§ **TASK**
Please copy each line below that contains the word "placerda".

[Dataset rows for apps and sites]
──────────
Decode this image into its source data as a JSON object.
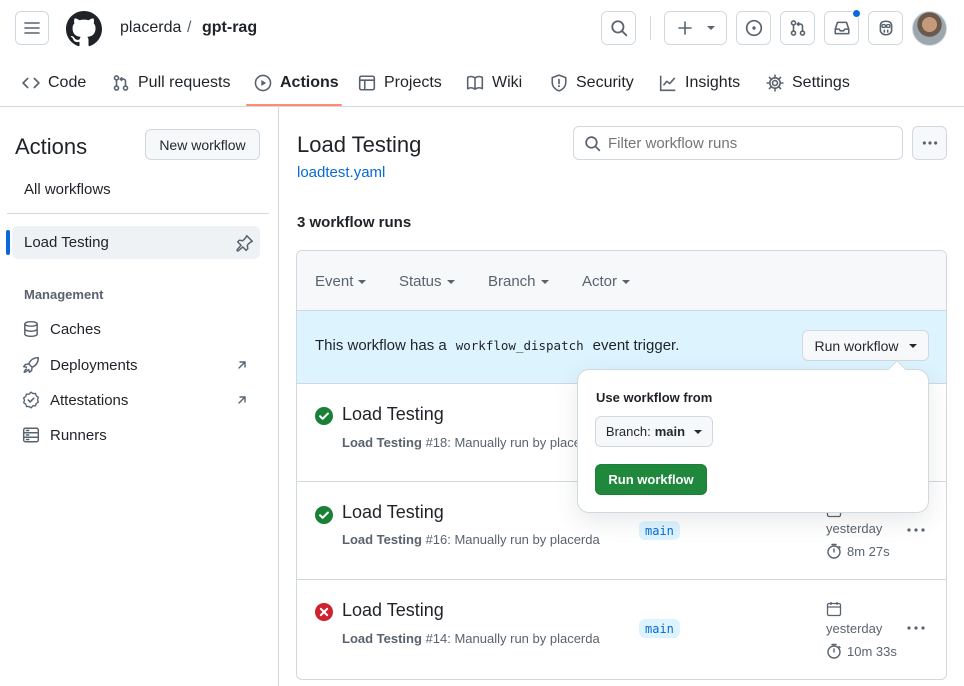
{
  "header": {
    "owner": "placerda",
    "separator": "/",
    "repo": "gpt-rag"
  },
  "repo_nav": {
    "tabs": [
      {
        "label": "Code",
        "icon": "code-icon"
      },
      {
        "label": "Pull requests",
        "icon": "git-pull-request-icon"
      },
      {
        "label": "Actions",
        "icon": "play-icon",
        "selected": true
      },
      {
        "label": "Projects",
        "icon": "table-icon"
      },
      {
        "label": "Wiki",
        "icon": "book-icon"
      },
      {
        "label": "Security",
        "icon": "shield-icon"
      },
      {
        "label": "Insights",
        "icon": "graph-icon"
      },
      {
        "label": "Settings",
        "icon": "gear-icon"
      }
    ]
  },
  "sidebar": {
    "title": "Actions",
    "new_workflow": "New workflow",
    "all_workflows": "All workflows",
    "selected_workflow": "Load Testing",
    "management_heading": "Management",
    "management_items": [
      {
        "label": "Caches",
        "icon": "database-icon"
      },
      {
        "label": "Deployments",
        "icon": "rocket-icon"
      },
      {
        "label": "Attestations",
        "icon": "verified-icon"
      },
      {
        "label": "Runners",
        "icon": "server-icon"
      }
    ]
  },
  "main": {
    "title": "Load Testing",
    "file_link": "loadtest.yaml",
    "filter_placeholder": "Filter workflow runs",
    "runs_count": "3 workflow runs",
    "filters": [
      "Event",
      "Status",
      "Branch",
      "Actor"
    ],
    "banner": {
      "text_before": "This workflow has a",
      "code": "workflow_dispatch",
      "text_after": "event trigger.",
      "button": "Run workflow"
    },
    "runs": [
      {
        "title": "Load Testing",
        "workflow": "Load Testing",
        "detail": "#18: Manually run by placerda",
        "status": "success"
      },
      {
        "title": "Load Testing",
        "workflow": "Load Testing",
        "detail": "#16: Manually run by placerda",
        "branch": "main",
        "when": "yesterday",
        "duration": "8m 27s",
        "status": "success"
      },
      {
        "title": "Load Testing",
        "workflow": "Load Testing",
        "detail": "#14: Manually run by placerda",
        "branch": "main",
        "when": "yesterday",
        "duration": "10m 33s",
        "status": "failure"
      }
    ]
  },
  "popover": {
    "heading": "Use workflow from",
    "branch_prefix": "Branch:",
    "branch": "main",
    "submit": "Run workflow"
  },
  "colors": {
    "accent": "#0969da",
    "success": "#1a7f37",
    "danger": "#cf222e",
    "nav_underline": "#fd8c73",
    "banner_bg": "#ddf4ff"
  }
}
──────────
§ **EXPECTED OUTPUT**
    "owner": "placerda",
        "detail": "#18: Manually run by placerda",
        "detail": "#16: Manually run by placerda",
        "detail": "#14: Manually run by placerda",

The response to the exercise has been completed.